SOME SPECIFIC QUESTIONS FOR FINAL THIRD (pp. 169 – 261) OF As I Lay Dying:
- Why do you think Addie’s chapter is placed where it is? How does her chapter change your earlier perceptions of the Bundren family? For example, how well did Cora really know Addie?
- On pages 173–174, Addie meditates on the distance between words and actions. Is Faulkner saying that words—his own chosen medium—are inadequate? What do Addie’s definitions say about her as a woman?
- Anse Bundren alone thrives in the midst of disaster. What was his real reason for wanting to go to Jefferson? Who else gets what they came for?
- Humor and the grotesque are often interdependent in this novel, such as Vardaman’s accidental drilling of holes in his dead mother’s face so she can breathe, the family setting Cash’s broken leg in cement and the family’s apparent imperviousness to the stench of Addie’s rotting corpse. What are other examples? What was your reaction to such moments?
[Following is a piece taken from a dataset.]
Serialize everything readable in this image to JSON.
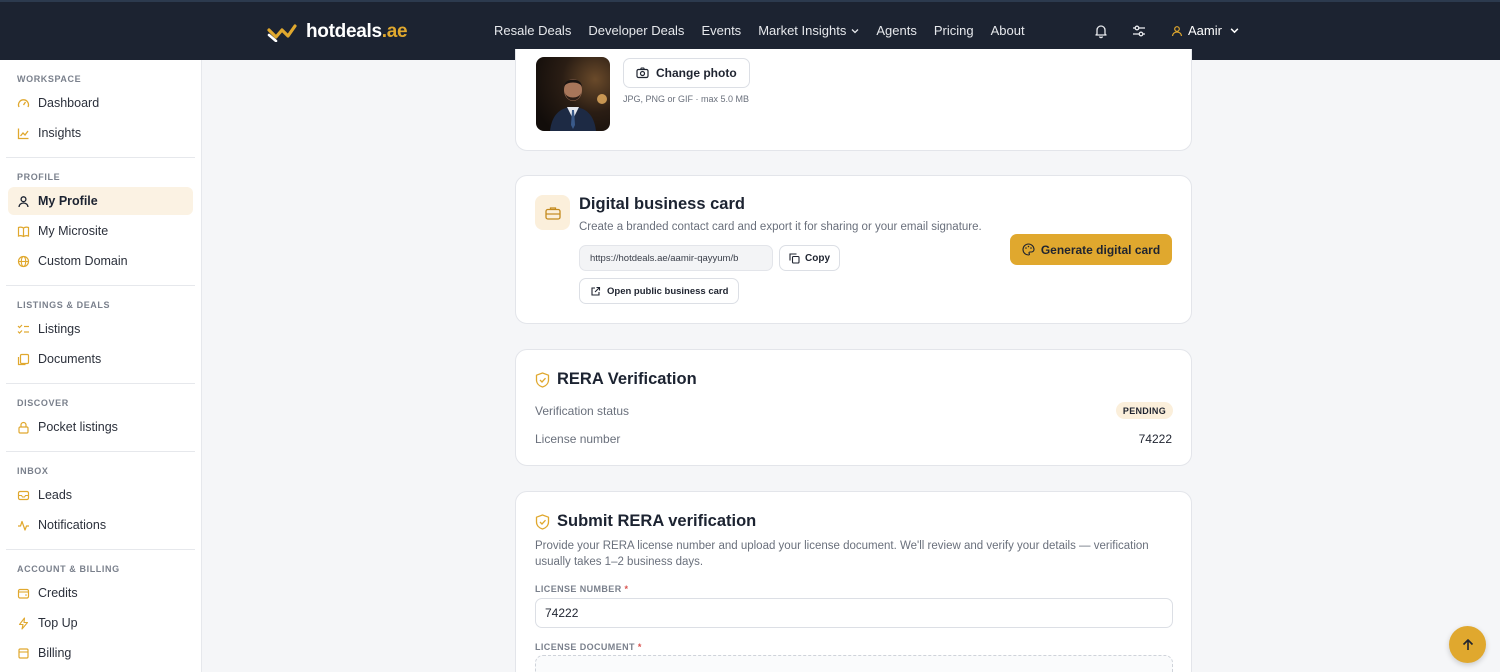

- Reflect upon the end of the novel. Why does it end as it does? What has not been resolved? What is the nature of the life that will continue after the novel’s end? What is the tone of the ending? (E.g., ironic, triumphant, lyrical, gloomy, etc.)